EXERCISE REQUIREMENTS: Reproduce all of the entries below exactly, without a single change.

MATERIAL TO PROCESS:
---*---
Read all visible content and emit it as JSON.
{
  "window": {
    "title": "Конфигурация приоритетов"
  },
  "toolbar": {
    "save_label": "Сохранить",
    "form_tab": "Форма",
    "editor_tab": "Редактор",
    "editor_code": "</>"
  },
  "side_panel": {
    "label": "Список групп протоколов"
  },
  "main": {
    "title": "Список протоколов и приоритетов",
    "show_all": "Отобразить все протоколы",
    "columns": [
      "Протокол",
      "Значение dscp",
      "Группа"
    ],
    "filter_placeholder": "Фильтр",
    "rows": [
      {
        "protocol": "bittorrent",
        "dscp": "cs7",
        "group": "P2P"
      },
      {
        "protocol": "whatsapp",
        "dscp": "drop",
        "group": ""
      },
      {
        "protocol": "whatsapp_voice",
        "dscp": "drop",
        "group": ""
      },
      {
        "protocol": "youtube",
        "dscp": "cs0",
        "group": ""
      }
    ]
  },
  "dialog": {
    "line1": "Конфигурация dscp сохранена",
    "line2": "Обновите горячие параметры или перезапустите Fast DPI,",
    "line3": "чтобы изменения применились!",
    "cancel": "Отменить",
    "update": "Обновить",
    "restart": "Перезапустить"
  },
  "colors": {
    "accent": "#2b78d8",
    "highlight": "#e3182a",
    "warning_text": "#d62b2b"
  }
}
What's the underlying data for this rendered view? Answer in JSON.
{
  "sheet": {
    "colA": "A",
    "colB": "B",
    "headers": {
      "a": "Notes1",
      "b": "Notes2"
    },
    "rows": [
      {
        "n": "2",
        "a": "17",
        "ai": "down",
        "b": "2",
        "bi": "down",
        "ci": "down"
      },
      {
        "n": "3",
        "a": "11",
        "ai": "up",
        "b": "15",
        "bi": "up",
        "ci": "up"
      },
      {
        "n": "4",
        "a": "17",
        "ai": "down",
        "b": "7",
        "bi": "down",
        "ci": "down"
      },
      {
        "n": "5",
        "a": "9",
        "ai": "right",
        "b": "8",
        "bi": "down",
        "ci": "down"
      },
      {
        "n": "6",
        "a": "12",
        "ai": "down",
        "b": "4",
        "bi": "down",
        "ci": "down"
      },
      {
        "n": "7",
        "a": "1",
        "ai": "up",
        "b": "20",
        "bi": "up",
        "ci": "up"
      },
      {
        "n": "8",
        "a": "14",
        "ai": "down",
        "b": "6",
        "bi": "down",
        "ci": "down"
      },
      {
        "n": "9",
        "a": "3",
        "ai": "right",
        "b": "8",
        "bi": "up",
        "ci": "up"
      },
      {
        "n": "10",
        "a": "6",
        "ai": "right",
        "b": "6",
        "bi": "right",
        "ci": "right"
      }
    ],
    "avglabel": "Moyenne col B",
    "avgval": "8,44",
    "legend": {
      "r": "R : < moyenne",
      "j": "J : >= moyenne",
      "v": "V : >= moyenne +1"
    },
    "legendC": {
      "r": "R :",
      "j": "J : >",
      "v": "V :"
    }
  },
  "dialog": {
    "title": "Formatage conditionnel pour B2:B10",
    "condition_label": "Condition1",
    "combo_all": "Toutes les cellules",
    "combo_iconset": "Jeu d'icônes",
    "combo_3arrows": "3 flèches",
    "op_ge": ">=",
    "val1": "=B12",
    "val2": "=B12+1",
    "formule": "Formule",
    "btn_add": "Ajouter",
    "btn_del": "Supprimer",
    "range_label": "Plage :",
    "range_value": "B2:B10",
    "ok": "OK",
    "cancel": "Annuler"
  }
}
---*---
TASK RESULT:
Read all visible content and emit it as JSON.
{
  "window": {
    "title": "Конфигурация приоритетов"
  },
  "toolbar": {
    "save_label": "Сохранить",
    "form_tab": "Форма",
    "editor_tab": "Редактор",
    "editor_code": "</>"
  },
  "side_panel": {
    "label": "Список групп протоколов"
  },
  "main": {
    "title": "Список протоколов и приоритетов",
    "show_all": "Отобразить все протоколы",
    "columns": [
      "Протокол",
      "Значение dscp",
      "Группа"
    ],
    "filter_placeholder": "Фильтр",
    "rows": [
      {
        "protocol": "bittorrent",
        "dscp": "cs7",
        "group": "P2P"
      },
      {
        "protocol": "whatsapp",
        "dscp": "drop",
        "group": ""
      },
      {
        "protocol": "whatsapp_voice",
        "dscp": "drop",
        "group": ""
      },
      {
        "protocol": "youtube",
        "dscp": "cs0",
        "group": ""
      }
    ]
  },
  "dialog": {
    "line1": "Конфигурация dscp сохранена",
    "line2": "Обновите горячие параметры или перезапустите Fast DPI,",
    "line3": "чтобы изменения применились!",
    "cancel": "Отменить",
    "update": "Обновить",
    "restart": "Перезапустить"
  },
  "colors": {
    "accent": "#2b78d8",
    "highlight": "#e3182a",
    "warning_text": "#d62b2b"
  }
}
What's the underlying data for this rendered view? Answer in JSON.
{
  "sheet": {
    "colA": "A",
    "colB": "B",
    "headers": {
      "a": "Notes1",
      "b": "Notes2"
    },
    "rows": [
      {
        "n": "2",
        "a": "17",
        "ai": "down",
        "b": "2",
        "bi": "down",
        "ci": "down"
      },
      {
        "n": "3",
        "a": "11",
        "ai": "up",
        "b": "15",
        "bi": "up",
        "ci": "up"
      },
      {
        "n": "4",
        "a": "17",
        "ai": "down",
        "b": "7",
        "bi": "down",
        "ci": "down"
      },
      {
        "n": "5",
        "a": "9",
        "ai": "right",
        "b": "8",
        "bi": "down",
        "ci": "down"
      },
      {
        "n": "6",
        "a": "12",
        "ai": "down",
        "b": "4",
        "bi": "down",
        "ci": "down"
      },
      {
        "n": "7",
        "a": "1",
        "ai": "up",
        "b": "20",
        "bi": "up",
        "ci": "up"
      },
      {
        "n": "8",
        "a": "14",
        "ai": "down",
        "b": "6",
        "bi": "down",
        "ci": "down"
      },
      {
        "n": "9",
        "a": "3",
        "ai": "right",
        "b": "8",
        "bi": "up",
        "ci": "up"
      },
      {
        "n": "10",
        "a": "6",
        "ai": "right",
        "b": "6",
        "bi": "right",
        "ci": "right"
      }
    ],
    "avglabel": "Moyenne col B",
    "avgval": "8,44",
    "legend": {
      "r": "R : < moyenne",
      "j": "J : >= moyenne",
      "v": "V : >= moyenne +1"
    },
    "legendC": {
      "r": "R :",
      "j": "J : >",
      "v": "V :"
    }
  },
  "dialog": {
    "title": "Formatage conditionnel pour B2:B10",
    "condition_label": "Condition1",
    "combo_all": "Toutes les cellules",
    "combo_iconset": "Jeu d'icônes",
    "combo_3arrows": "3 flèches",
    "op_ge": ">=",
    "val1": "=B12",
    "val2": "=B12+1",
    "formule": "Formule",
    "btn_add": "Ajouter",
    "btn_del": "Supprimer",
    "range_label": "Plage :",
    "range_value": "B2:B10",
    "ok": "OK",
    "cancel": "Annuler"
  }
}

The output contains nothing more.